This profile is based on an introduction written by conference assistant Kathleen Winter for the 2013 conference.

Camille Dungy holds degrees from Stanford and the University of North Carolina, Greensboro. She was born in Denver. Camille is author of three collections of poems: Smith Blue, which won the 2010 Crab Orchard Open Book Prize; Suck on the Marrow, from Red Hen Press in 2010; and What to Eat, What to Drink, What to Leave for Poison, Red Hen, 2006. From the titles alone, you know you’re in good hands, right at the very start.

Dungy also is editor of Black Nature: Four Centuries of African American Nature Poetry, as well as co-editor of From the Fishouse: An Anthology of Poems that Sing, Rhyme, Resound, Syncopate, Alliterate, and Just Plain Sound Great. She’s the assistant editor of Gathering Ground: A Reader Celebrating Cave Canem’s First Decade.
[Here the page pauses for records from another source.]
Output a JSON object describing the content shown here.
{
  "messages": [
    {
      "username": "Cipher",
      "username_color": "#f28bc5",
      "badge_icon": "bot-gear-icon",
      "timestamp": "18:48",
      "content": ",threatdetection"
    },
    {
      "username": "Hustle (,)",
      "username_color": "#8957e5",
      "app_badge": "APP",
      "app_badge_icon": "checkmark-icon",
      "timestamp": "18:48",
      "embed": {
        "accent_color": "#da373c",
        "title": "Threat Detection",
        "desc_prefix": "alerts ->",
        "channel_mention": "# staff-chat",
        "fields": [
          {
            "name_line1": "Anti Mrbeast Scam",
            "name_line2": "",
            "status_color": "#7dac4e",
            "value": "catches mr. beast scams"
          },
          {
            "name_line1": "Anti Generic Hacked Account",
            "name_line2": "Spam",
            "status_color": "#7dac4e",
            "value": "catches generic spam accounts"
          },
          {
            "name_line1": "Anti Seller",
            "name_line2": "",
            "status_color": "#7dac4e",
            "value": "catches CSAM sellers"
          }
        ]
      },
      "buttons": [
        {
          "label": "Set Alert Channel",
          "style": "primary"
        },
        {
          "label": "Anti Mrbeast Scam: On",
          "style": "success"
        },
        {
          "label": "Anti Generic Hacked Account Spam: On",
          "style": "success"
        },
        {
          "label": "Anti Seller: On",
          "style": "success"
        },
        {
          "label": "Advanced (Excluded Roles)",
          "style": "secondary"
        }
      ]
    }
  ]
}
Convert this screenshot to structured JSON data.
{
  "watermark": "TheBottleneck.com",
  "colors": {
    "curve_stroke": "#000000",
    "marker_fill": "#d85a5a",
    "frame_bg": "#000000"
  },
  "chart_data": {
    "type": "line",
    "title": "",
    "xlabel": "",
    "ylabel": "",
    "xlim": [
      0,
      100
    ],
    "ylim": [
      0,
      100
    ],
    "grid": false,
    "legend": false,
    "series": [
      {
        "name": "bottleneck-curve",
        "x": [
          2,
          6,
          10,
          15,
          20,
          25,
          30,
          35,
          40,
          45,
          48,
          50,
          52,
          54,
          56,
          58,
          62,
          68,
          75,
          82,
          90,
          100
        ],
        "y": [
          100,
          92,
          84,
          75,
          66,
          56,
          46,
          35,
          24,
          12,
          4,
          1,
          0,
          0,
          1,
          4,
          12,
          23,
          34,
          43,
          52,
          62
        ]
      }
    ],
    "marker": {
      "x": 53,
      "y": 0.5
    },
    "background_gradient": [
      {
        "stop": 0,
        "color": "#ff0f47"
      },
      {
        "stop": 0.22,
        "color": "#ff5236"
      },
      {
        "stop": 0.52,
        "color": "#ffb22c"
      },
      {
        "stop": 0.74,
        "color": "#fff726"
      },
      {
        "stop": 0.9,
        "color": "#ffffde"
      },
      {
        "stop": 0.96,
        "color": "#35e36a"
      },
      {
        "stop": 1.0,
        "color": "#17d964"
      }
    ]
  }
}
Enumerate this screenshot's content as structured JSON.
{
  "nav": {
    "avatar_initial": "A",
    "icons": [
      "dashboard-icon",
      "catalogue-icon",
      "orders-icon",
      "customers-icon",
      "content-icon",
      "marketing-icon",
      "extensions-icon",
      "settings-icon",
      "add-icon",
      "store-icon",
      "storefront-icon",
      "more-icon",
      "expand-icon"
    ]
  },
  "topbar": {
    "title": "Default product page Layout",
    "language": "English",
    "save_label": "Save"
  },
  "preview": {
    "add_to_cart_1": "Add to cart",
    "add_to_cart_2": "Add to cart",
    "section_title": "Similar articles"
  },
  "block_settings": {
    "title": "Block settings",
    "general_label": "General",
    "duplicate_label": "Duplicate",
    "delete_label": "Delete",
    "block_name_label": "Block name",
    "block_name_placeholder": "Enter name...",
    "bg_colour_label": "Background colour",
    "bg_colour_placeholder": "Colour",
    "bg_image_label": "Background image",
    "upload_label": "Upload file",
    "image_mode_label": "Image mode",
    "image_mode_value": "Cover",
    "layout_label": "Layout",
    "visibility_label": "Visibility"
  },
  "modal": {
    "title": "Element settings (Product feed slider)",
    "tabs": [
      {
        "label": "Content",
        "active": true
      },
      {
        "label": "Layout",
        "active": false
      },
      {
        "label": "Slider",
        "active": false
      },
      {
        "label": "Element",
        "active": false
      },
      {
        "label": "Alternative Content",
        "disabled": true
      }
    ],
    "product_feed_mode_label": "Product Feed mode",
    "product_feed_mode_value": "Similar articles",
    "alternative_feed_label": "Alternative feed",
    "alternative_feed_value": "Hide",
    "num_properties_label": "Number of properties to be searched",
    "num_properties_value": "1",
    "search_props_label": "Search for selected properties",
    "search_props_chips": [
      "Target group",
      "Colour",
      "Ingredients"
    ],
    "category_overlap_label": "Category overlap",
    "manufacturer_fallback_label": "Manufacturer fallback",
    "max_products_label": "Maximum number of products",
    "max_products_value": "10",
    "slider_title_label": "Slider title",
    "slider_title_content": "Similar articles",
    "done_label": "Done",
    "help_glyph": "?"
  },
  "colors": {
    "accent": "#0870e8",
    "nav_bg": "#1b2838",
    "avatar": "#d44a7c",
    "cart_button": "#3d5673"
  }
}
Dungy was awarded fellowships from the National Endowment for the Arts, the Virginia Commission for the Arts, Cave Canem, and Bread Loaf Writers’ Conference. In addition to Crab Orchard’s Prize, her books have won the Northern California Book Award twice — in 2010 and 2011. She’s a two-time NAACP Image Award nominee. Add to that Dungy’s Silver Medal from the California Book Awards in 2011. Camille has been a professor in the Creative Writing Department at San Francisco State and is now on the faculty of Colorado State University in Fort Collins.

Camille’s career includes additional awards, enthusiastic reviews, and many reading engagements, but I’d like to focus for a moment on her poems. Among Dungy’s powers is her ability to write history alive, in the moving and believable voices of Americans from across the centuries. Her 2010 collection, Suck on the Marrow, demonstrates Dungy’s fine control over deeply emotional material. To paraphrase from one of her lectures, Dungy doesn’t know how to not write a political poem, doesn’t know how to not write a love poem. Reading Suck on the Marrow will show just what she means. Camille’s series of linked lyric poems bring characters alive, including Rebecca, a young woman escaped from slavery; Joseph, a free Black husband and father kidnapped and forced into slavery for the rest of his life; and Melinda, Joe’s resourceful wife, who survives that catastrophe and goes on to provide housing and assistance to Southern blacks escaping from slavery.

Suck on the Marrow, along with Dungy’s two other collections, are graced by formal innovation and variety, and by careful attention to sound. Dungy does amazing things with found text. Her history poems and her poems about the natural world, meticulously researched, are never dry. Camille delights in creating neologisms and apt titles. She writes robust, rebellious and lively sonnets, rhymed poems and free verse, even one hell of a glossary. This gifted young poet clearly can do just about anything.